[Collected data]
|---|

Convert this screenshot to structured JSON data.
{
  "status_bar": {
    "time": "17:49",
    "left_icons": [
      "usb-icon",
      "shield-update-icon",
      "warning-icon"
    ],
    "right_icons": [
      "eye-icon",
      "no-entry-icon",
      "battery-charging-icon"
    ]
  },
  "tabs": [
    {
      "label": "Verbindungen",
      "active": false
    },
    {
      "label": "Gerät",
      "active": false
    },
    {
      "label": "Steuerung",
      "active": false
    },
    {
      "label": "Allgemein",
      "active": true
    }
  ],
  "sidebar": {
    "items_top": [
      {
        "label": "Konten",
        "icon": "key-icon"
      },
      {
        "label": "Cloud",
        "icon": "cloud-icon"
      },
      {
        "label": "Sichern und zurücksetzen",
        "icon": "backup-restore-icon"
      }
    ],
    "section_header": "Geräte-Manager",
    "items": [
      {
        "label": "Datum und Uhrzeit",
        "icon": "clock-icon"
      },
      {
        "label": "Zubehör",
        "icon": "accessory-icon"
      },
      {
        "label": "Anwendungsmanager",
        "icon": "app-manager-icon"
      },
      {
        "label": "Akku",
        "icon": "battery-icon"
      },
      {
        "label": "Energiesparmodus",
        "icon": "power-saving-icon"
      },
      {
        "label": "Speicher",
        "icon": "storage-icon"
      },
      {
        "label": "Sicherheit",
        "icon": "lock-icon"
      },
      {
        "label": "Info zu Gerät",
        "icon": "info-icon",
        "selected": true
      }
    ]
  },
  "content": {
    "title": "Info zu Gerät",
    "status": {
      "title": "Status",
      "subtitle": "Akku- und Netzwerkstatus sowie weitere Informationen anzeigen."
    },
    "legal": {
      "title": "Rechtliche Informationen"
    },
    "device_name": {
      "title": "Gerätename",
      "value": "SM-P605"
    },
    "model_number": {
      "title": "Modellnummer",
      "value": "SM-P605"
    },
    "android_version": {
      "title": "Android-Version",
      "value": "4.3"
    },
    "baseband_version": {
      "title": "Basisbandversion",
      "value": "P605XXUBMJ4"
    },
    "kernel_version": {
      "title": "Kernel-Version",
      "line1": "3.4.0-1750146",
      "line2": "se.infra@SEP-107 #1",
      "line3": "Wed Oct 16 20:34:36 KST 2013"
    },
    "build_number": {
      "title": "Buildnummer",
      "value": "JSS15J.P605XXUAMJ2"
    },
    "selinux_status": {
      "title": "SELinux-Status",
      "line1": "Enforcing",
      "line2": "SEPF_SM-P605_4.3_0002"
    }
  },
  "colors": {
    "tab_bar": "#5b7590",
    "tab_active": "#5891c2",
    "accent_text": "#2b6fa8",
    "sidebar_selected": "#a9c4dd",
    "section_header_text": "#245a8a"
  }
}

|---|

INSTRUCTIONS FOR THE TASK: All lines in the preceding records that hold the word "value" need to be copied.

ANSWER SPACE:
      "value": "SM-P605"
      "value": "SM-P605"
      "value": "4.3"
      "value": "P605XXUBMJ4"
      "value": "JSS15J.P605XXUAMJ2"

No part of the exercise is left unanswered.